This disease exists worldwide and apparently has the longest known and most prolific evolutionary lineage. This reality provides an opportunity to explore the mechanism of the evolution of cancer over the long term. For this reason, Adrian Baez Ortega, a bioinformatician, and her colleagues from the Transmissible Cancer Group at Cambridge University, UK, have done a detailed analysis of genetic sequence data from 546 individual CTVT tumors taken from diseased animals. Their focus in this analysis was to identify somatic single-nucleotide variants (SNVs) from the exomes – areas of the genetic material that are involved in the active production of proteins. The aim of this intense research study was to help to uncover the mutational events and genetic signatures of the evolutionary selection process over the thousands of years.

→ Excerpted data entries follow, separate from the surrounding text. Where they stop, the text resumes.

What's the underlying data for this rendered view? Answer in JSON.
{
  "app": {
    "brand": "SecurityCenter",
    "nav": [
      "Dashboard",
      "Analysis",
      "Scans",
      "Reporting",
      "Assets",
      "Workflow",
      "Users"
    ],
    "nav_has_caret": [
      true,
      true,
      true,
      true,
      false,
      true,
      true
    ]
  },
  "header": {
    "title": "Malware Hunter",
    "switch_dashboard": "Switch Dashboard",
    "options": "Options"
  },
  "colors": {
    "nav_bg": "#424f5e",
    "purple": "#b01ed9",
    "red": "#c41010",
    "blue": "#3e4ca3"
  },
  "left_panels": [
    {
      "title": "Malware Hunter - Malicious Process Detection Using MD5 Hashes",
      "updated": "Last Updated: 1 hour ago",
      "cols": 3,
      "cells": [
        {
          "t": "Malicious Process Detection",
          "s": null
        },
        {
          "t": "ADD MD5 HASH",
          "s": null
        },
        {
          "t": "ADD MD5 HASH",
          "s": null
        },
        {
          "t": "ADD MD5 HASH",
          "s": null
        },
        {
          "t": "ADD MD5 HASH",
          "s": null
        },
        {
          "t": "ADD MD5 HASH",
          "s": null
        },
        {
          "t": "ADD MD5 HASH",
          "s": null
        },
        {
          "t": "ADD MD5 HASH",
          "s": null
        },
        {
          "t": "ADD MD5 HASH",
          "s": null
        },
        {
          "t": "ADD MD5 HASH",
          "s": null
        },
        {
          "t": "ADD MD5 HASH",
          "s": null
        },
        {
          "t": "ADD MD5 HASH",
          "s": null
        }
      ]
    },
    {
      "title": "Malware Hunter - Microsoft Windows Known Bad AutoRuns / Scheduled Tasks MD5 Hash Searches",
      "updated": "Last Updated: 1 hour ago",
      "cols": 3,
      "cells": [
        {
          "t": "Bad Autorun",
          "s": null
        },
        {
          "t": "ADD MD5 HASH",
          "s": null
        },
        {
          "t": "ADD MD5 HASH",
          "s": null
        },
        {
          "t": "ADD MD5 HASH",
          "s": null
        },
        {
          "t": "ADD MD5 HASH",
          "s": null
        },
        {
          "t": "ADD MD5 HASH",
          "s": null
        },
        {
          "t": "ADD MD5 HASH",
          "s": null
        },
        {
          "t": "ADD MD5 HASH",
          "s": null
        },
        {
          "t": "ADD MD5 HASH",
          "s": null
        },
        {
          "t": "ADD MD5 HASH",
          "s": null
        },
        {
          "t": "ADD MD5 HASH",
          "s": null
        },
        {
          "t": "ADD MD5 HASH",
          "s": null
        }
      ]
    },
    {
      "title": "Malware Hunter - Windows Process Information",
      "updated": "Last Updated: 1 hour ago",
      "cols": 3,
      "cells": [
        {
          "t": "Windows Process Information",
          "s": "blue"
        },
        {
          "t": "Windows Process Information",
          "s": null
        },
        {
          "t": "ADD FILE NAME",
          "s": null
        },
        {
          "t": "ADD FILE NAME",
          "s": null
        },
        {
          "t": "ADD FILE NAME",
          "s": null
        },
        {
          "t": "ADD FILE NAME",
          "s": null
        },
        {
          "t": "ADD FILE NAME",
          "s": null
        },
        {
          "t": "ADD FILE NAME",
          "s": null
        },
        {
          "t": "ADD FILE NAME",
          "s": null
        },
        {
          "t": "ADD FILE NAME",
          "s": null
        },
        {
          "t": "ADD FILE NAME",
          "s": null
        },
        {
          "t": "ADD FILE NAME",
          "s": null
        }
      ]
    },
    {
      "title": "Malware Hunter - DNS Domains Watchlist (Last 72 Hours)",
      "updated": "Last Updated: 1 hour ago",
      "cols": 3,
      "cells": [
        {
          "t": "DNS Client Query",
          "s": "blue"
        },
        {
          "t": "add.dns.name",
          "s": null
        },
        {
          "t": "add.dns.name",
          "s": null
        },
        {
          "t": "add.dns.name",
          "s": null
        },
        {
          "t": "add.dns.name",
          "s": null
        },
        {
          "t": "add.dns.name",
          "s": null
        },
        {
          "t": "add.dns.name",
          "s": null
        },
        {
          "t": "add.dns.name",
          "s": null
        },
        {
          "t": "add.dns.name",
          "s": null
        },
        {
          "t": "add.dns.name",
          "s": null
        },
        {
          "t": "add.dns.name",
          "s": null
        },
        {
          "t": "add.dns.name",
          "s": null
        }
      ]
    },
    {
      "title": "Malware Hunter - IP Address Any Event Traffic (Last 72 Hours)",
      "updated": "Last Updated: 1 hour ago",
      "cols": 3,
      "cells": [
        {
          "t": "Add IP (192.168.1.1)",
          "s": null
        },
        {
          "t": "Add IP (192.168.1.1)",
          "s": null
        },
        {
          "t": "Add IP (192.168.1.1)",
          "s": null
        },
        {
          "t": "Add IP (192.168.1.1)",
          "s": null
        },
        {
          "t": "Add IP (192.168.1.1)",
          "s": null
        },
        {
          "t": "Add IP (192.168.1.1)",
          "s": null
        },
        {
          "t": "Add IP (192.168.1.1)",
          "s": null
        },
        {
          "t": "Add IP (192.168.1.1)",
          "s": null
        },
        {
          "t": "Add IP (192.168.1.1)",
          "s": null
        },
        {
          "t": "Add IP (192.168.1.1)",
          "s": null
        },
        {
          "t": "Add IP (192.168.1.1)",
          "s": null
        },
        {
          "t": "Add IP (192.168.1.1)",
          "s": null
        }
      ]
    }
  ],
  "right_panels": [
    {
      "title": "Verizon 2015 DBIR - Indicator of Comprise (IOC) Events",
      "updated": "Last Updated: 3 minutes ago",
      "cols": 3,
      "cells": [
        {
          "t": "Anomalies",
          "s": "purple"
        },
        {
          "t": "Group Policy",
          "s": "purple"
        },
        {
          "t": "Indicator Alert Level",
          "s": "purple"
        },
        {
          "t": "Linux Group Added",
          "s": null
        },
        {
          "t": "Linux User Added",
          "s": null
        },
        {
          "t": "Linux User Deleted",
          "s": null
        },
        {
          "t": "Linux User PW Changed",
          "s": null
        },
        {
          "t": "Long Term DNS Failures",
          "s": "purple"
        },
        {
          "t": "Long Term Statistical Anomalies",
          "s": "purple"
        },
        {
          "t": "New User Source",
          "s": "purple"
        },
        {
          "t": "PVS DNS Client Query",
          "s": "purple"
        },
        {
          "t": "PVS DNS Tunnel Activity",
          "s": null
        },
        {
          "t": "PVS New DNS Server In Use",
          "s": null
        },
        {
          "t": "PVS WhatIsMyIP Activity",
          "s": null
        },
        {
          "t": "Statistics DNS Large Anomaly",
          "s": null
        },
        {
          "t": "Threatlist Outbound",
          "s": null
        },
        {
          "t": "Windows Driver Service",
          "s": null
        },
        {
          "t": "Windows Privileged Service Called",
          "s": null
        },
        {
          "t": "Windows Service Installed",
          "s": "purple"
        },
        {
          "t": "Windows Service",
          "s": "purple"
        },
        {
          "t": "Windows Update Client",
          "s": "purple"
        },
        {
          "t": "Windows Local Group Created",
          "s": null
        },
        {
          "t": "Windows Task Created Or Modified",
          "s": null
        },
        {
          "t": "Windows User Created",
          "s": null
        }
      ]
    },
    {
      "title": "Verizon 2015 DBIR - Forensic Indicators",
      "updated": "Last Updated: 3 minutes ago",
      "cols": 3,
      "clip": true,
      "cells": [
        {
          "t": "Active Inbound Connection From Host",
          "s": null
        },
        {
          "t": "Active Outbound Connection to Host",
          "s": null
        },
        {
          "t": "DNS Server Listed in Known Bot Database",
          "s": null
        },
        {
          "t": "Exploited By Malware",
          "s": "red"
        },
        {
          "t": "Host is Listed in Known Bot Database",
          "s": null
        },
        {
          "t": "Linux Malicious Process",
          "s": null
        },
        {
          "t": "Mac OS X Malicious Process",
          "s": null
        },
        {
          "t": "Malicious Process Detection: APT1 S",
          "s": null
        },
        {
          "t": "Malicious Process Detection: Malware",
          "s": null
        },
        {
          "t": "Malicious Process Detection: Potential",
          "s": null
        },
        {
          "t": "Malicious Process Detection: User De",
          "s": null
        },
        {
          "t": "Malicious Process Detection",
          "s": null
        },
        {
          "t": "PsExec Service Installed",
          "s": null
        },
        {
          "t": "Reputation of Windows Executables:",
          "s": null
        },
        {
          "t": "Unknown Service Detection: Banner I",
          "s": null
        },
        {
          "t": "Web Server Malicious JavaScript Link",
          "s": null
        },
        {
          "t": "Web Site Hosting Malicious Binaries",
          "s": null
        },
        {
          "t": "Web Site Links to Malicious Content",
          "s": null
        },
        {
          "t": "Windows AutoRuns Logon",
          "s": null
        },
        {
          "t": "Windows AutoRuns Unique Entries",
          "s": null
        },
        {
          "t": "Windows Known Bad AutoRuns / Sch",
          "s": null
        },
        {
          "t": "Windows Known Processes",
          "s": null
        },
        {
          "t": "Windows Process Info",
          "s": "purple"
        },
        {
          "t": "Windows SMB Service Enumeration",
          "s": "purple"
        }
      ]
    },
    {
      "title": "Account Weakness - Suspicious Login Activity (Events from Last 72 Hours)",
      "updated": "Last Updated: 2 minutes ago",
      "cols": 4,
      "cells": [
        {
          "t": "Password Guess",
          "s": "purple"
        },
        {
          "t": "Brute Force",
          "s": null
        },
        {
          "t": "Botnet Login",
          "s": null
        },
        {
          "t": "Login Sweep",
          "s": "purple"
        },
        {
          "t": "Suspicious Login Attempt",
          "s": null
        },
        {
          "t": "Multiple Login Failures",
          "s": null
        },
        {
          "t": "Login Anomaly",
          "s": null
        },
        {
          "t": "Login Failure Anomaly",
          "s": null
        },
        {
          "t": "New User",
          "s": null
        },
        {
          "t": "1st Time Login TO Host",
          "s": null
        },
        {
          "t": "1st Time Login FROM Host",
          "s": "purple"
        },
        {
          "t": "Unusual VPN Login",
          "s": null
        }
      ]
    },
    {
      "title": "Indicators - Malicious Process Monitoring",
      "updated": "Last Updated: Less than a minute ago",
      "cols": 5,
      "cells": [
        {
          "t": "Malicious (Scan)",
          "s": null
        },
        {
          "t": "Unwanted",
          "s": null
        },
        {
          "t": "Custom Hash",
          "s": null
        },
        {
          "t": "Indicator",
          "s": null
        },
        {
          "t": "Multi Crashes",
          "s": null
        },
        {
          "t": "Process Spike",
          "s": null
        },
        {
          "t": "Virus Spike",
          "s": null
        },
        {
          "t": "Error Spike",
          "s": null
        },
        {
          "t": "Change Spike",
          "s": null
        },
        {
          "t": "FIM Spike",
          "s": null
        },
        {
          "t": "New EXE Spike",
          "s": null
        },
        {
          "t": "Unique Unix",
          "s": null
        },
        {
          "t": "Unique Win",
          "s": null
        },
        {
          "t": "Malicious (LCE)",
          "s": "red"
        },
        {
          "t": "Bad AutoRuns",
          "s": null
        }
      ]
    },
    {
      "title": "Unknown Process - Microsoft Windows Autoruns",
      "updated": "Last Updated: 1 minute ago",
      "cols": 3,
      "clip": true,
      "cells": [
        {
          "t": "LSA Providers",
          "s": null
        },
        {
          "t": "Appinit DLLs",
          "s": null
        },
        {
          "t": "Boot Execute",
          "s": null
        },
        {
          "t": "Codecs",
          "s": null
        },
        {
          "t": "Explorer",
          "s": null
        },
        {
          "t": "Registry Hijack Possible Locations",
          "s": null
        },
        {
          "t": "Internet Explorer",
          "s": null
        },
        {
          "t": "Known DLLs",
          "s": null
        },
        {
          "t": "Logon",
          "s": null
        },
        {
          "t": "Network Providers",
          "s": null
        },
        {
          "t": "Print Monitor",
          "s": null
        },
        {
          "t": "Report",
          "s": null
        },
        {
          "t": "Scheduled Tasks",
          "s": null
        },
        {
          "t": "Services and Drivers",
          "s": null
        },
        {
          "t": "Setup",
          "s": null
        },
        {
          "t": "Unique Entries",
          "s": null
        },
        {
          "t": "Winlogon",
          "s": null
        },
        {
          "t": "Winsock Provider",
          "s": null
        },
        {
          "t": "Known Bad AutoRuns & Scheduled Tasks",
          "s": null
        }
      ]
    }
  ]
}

One of the predominant findings of this analysis was that this lineage arose from its originator canine individual between 4000 and 8500 years ago most likely from Asia with the most recent ancestor of the current global distribution estimated to have lived about 1900 years ago. There does not appear to be any positive selection for this lineage. In addition, the author of this study concludes that, “a highly context-specific mutational pattern named signature A was identified, which was active in the past but ceased to operate about 1000 years ago. BP, years before present.”

These results provide an insight into the progression of an unusual type of cancer that is transmissible through the transfer of the cancer cell itself rather than through a vector such as a virus – human T Cell Leukemia being one particular example. It also is a demonstration of the power of the widely used tools of research regarding the discovery of the underlying genetic mechanisms involved in disease processes.